Flights to Invercargill
Southland has a beauty and charm all its own. Discover rare wildlife, stupendous coastal scenery and a local passion for transport history.
Things to do in Invercargill and Southland
The main hub of Southland is Invercargill. The home of the World's Fastest Indian, Burt Munro, this city has a variety of transport attractions. You can devote a couple of days to visiting Transport World, Croydon Aircraft, Motorcycle Mecca, Thornbury Vintage and E Hayes Motorworks, where you'll see Burt's world-record breaking Indian Scout. Once you've had your fill of transport, go see the last of the dinosaurs - Southland Museum houses over 100 tuatara, native reptiles with a lineage that goes way back. In and around these attractions you can experience warm Southland hospitality. Locals are easily identified by their rolling 'r's, a nod to the Scottish heritage of the area.
The Catlins' scenery is enthralling - wild surf beaches, lush forests, lonely lighthouses, a petrified forest of ancient trees, waterfalls and dramatic rock formations.
While visiting Southland, seafood must be on your radar. The Bluff Oyster Festival in May showcases the best of local kaimoana (the Maori word for seafood). At other times, Stewart Island salmon, mussels, paua and blue cod are reliably on the menu. You should also be on the lookout for other local delicacies like the ubiquitous cheese roll, affectionately named sushi of the South. Toasted white bread wrapped around gooey cheese, it's a perfect accompaniment to soup on a chilly day. Another Southland specialty is freshly-cooked pikelets with jam and cream. It's the Scottish thing coming through again, we suspect.
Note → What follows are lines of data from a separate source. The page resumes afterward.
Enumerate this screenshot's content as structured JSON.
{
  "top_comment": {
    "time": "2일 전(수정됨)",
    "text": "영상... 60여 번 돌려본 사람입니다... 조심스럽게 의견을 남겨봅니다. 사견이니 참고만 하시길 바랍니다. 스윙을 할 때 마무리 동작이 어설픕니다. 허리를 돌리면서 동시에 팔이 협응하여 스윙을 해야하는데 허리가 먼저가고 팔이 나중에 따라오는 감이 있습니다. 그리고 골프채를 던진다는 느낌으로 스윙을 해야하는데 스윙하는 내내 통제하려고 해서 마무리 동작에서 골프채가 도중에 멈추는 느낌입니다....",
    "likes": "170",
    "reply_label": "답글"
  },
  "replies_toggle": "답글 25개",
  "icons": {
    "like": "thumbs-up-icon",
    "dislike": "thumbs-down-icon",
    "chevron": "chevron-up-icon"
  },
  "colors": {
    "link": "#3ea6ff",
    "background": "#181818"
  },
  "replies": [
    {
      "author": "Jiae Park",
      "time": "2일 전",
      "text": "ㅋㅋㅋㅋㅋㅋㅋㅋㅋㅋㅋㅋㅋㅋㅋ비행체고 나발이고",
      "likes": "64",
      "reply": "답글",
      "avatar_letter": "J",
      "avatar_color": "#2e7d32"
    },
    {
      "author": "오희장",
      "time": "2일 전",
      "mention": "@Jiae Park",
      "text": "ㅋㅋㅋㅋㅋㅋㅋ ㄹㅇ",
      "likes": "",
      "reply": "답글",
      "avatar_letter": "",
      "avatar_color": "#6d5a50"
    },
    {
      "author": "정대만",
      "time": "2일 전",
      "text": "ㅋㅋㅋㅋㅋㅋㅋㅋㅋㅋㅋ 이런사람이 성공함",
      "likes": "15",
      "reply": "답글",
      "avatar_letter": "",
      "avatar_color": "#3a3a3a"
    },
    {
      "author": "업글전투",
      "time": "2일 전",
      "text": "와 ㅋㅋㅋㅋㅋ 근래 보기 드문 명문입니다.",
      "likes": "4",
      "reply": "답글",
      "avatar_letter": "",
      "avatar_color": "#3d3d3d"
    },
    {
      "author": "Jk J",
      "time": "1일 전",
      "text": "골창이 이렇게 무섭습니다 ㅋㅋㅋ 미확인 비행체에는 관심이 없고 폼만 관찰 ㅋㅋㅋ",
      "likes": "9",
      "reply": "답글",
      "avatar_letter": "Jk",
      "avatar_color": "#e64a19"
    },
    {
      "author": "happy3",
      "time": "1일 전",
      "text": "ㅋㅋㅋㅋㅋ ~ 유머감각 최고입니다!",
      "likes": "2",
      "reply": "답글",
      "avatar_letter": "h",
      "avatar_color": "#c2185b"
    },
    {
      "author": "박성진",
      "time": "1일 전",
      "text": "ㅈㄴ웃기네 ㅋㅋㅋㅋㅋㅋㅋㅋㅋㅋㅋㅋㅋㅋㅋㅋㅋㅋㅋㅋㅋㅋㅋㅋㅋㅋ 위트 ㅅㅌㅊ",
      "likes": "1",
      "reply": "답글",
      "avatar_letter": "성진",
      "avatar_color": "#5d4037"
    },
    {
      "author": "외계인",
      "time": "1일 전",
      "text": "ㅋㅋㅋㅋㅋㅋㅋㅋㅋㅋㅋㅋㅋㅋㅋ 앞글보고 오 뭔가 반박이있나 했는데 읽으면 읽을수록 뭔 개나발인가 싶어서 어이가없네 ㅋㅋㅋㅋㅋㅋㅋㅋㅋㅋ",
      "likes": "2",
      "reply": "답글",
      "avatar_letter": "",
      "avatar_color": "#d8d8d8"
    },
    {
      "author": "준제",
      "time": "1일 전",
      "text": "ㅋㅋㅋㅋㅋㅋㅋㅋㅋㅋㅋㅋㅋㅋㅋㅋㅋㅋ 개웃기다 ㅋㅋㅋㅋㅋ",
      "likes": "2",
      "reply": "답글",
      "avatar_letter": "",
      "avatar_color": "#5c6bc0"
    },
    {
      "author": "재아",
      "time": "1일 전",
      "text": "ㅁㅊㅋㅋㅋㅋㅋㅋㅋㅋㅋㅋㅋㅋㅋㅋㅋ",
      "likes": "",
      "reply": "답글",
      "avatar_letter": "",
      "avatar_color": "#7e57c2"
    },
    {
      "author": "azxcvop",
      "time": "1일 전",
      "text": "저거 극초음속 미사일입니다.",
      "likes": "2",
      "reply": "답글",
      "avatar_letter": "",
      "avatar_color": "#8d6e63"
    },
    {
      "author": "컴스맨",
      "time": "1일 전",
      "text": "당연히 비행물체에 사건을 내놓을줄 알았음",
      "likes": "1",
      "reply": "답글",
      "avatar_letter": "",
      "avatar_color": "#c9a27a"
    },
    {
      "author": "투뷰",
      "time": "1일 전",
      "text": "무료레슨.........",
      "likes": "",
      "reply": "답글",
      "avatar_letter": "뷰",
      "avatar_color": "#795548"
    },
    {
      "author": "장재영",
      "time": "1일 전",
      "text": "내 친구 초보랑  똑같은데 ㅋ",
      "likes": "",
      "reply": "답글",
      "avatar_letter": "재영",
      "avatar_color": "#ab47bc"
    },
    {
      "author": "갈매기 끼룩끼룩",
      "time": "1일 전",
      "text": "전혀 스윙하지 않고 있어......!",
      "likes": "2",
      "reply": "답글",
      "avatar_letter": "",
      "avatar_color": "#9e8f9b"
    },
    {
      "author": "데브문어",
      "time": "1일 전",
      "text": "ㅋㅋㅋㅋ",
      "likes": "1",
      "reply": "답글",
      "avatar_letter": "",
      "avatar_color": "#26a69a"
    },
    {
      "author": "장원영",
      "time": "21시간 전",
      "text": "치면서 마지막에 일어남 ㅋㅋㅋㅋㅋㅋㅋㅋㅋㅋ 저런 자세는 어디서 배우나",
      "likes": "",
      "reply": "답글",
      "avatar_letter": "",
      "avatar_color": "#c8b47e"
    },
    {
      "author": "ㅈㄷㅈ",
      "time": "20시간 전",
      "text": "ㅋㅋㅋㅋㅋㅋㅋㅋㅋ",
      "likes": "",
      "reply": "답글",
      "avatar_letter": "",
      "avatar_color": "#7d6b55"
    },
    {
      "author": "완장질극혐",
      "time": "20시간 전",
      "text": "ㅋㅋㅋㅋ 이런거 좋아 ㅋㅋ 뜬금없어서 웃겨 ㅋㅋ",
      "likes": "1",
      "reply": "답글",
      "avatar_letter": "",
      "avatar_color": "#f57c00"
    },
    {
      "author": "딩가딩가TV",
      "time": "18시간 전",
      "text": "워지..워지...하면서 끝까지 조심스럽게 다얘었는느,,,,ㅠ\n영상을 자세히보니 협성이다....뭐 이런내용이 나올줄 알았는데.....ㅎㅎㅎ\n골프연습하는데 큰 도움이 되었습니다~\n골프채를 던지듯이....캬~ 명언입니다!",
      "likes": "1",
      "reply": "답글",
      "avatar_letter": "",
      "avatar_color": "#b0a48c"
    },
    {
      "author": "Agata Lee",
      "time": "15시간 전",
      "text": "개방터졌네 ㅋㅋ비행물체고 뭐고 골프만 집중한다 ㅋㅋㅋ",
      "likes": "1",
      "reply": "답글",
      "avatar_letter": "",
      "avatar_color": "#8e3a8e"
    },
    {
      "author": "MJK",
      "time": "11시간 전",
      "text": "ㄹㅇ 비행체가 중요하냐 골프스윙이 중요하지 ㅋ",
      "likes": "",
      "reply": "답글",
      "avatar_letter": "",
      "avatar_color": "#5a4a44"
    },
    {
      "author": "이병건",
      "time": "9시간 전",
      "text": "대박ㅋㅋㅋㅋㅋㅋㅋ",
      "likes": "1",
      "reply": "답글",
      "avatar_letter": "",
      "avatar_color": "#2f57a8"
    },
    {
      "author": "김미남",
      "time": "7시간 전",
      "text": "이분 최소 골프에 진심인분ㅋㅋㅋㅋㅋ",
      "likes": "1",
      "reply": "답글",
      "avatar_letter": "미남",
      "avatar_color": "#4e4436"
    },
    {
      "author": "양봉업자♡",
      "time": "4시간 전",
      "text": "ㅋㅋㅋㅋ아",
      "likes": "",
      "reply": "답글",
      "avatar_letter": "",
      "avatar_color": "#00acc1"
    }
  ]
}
From Invercargill there are two extraordinary nature experiences within easy reach. First up is Stewart Island, accessible by ferry from Bluff. Here you can go hiking or fishing in an environment that is mostly as its always been - untouched. This island is a twitchers paradise, so catching a bird-watching tour is a smart move.
Southland's other big nature adventure is the road journey from Invercargill to Dunedin, a strip of coast known as The Catlins. The scenery is enthralling - wild surf beaches, lush forests, lonely lighthouses, a petrified forest of ancient trees, waterfalls and dramatic rock formations. Wildlife encounters come with the territory. This coast is home to fur seals, yellow-eyed penguins, dolphins, elephant seals and many kinds of seabird. An iconic Catlins experience is a visit to the Lost Gypsy Gallery for curios and coffee.
Best time to go
As our most southern city, Invercargill has a naturally air-conditioned climate. However it's not a place of extremes - the average maximum in summer is 18°C, while in winter it's about 10°C. January is the wettest month; February and March are prime time; spring is lush - they even have a Spring Festival.
How much will it cost?
Not including air travel and hotels, you should allow about NZD $100 to $150 a day per person for food and entertainment.
There are no mandatory vaccinations required for visitors to New Zealand.
Auckland (AKL) to Invercargill (IVC)
Wellington (WLG) to Invercargill (IVC)
Christchurch (CHC) to Invercargill (IVC)
*Flight times are based on the fastest route available.
**Indirect flights may also be available for this route.